-- Opening Marker --

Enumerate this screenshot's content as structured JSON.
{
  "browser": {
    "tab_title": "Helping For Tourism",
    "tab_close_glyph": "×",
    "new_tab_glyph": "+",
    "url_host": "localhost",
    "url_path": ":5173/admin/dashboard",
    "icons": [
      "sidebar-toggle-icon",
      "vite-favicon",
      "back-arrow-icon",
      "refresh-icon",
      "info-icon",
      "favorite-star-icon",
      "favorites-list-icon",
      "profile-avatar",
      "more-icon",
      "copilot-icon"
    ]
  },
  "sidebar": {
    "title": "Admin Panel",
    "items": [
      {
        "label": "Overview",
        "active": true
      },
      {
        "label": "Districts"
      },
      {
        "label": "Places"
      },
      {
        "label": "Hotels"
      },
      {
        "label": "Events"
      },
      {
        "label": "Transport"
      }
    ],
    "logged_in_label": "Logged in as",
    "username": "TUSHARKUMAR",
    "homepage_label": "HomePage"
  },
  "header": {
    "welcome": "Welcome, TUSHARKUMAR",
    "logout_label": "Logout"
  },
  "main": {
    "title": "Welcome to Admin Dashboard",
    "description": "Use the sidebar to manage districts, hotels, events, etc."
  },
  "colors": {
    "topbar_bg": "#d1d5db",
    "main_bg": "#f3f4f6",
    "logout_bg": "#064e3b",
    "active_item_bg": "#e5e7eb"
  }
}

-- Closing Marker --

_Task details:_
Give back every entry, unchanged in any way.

_Finished exercise:_
Enumerate this screenshot's content as structured JSON.
{
  "browser": {
    "tab_title": "Helping For Tourism",
    "tab_close_glyph": "×",
    "new_tab_glyph": "+",
    "url_host": "localhost",
    "url_path": ":5173/admin/dashboard",
    "icons": [
      "sidebar-toggle-icon",
      "vite-favicon",
      "back-arrow-icon",
      "refresh-icon",
      "info-icon",
      "favorite-star-icon",
      "favorites-list-icon",
      "profile-avatar",
      "more-icon",
      "copilot-icon"
    ]
  },
  "sidebar": {
    "title": "Admin Panel",
    "items": [
      {
        "label": "Overview",
        "active": true
      },
      {
        "label": "Districts"
      },
      {
        "label": "Places"
      },
      {
        "label": "Hotels"
      },
      {
        "label": "Events"
      },
      {
        "label": "Transport"
      }
    ],
    "logged_in_label": "Logged in as",
    "username": "TUSHARKUMAR",
    "homepage_label": "HomePage"
  },
  "header": {
    "welcome": "Welcome, TUSHARKUMAR",
    "logout_label": "Logout"
  },
  "main": {
    "title": "Welcome to Admin Dashboard",
    "description": "Use the sidebar to manage districts, hotels, events, etc."
  },
  "colors": {
    "topbar_bg": "#d1d5db",
    "main_bg": "#f3f4f6",
    "logout_bg": "#064e3b",
    "active_item_bg": "#e5e7eb"
  }
}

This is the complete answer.